Records drawn from a dataset

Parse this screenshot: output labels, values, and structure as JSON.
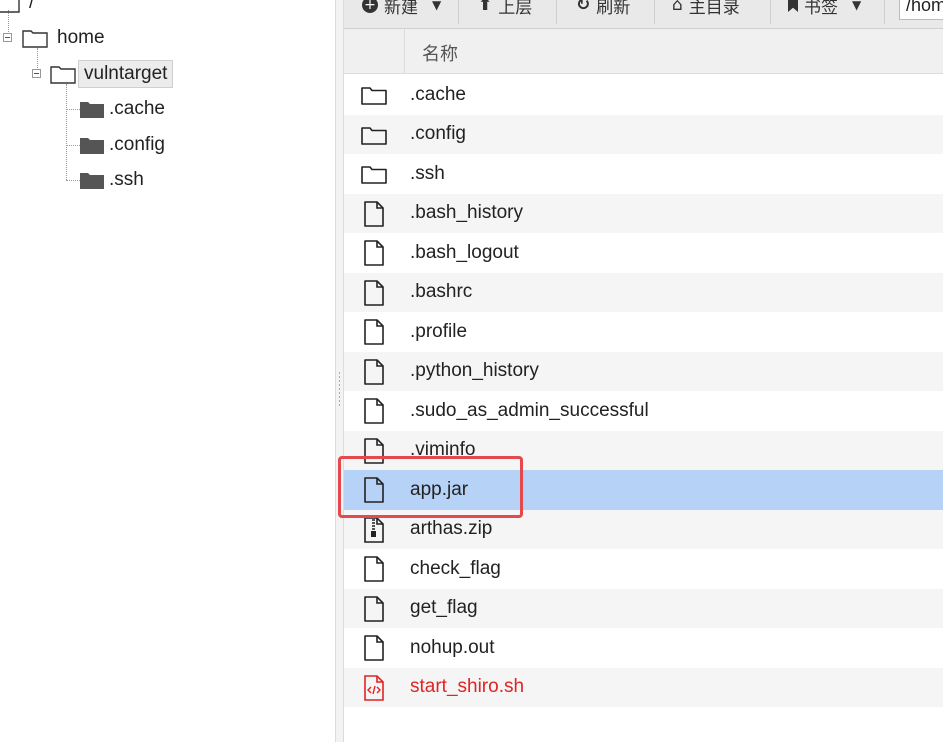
{
  "tree": {
    "root_label": "/",
    "home_label": "home",
    "user_label": "vulntarget",
    "children": [
      ".cache",
      ".config",
      ".ssh"
    ]
  },
  "toolbar": {
    "new_label": "新建",
    "up_label": "上层",
    "refresh_label": "刷新",
    "home_label": "主目录",
    "bookmark_label": "书签",
    "path_value": "/hom"
  },
  "list": {
    "header_name": "名称",
    "files": [
      {
        "name": ".cache",
        "icon": "folder-icon"
      },
      {
        "name": ".config",
        "icon": "folder-icon"
      },
      {
        "name": ".ssh",
        "icon": "folder-icon"
      },
      {
        "name": ".bash_history",
        "icon": "file-icon"
      },
      {
        "name": ".bash_logout",
        "icon": "file-icon"
      },
      {
        "name": ".bashrc",
        "icon": "file-icon"
      },
      {
        "name": ".profile",
        "icon": "file-icon"
      },
      {
        "name": ".python_history",
        "icon": "file-icon"
      },
      {
        "name": ".sudo_as_admin_successful",
        "icon": "file-icon"
      },
      {
        "name": ".viminfo",
        "icon": "file-icon"
      },
      {
        "name": "app.jar",
        "icon": "file-icon"
      },
      {
        "name": "arthas.zip",
        "icon": "zip-file-icon"
      },
      {
        "name": "check_flag",
        "icon": "file-icon"
      },
      {
        "name": "get_flag",
        "icon": "file-icon"
      },
      {
        "name": "nohup.out",
        "icon": "file-icon"
      },
      {
        "name": "start_shiro.sh",
        "icon": "script-file-icon"
      }
    ],
    "selected": "app.jar"
  },
  "colors": {
    "selection": "#b7d2f7",
    "highlight_box": "#e5484d",
    "script_text": "#e02424"
  }
}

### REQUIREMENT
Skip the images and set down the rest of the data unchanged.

### RESULT OF THE EXERCISE
Parse this screenshot: output labels, values, and structure as JSON.
{
  "tree": {
    "root_label": "/",
    "home_label": "home",
    "user_label": "vulntarget",
    "children": [
      ".cache",
      ".config",
      ".ssh"
    ]
  },
  "toolbar": {
    "new_label": "新建",
    "up_label": "上层",
    "refresh_label": "刷新",
    "home_label": "主目录",
    "bookmark_label": "书签",
    "path_value": "/hom"
  },
  "list": {
    "header_name": "名称",
    "files": [
      {
        "name": ".cache",
        "icon": "folder-icon"
      },
      {
        "name": ".config",
        "icon": "folder-icon"
      },
      {
        "name": ".ssh",
        "icon": "folder-icon"
      },
      {
        "name": ".bash_history",
        "icon": "file-icon"
      },
      {
        "name": ".bash_logout",
        "icon": "file-icon"
      },
      {
        "name": ".bashrc",
        "icon": "file-icon"
      },
      {
        "name": ".profile",
        "icon": "file-icon"
      },
      {
        "name": ".python_history",
        "icon": "file-icon"
      },
      {
        "name": ".sudo_as_admin_successful",
        "icon": "file-icon"
      },
      {
        "name": ".viminfo",
        "icon": "file-icon"
      },
      {
        "name": "app.jar",
        "icon": "file-icon"
      },
      {
        "name": "arthas.zip",
        "icon": "zip-file-icon"
      },
      {
        "name": "check_flag",
        "icon": "file-icon"
      },
      {
        "name": "get_flag",
        "icon": "file-icon"
      },
      {
        "name": "nohup.out",
        "icon": "file-icon"
      },
      {
        "name": "start_shiro.sh",
        "icon": "script-file-icon"
      }
    ],
    "selected": "app.jar"
  },
  "colors": {
    "selection": "#b7d2f7",
    "highlight_box": "#e5484d",
    "script_text": "#e02424"
  }
}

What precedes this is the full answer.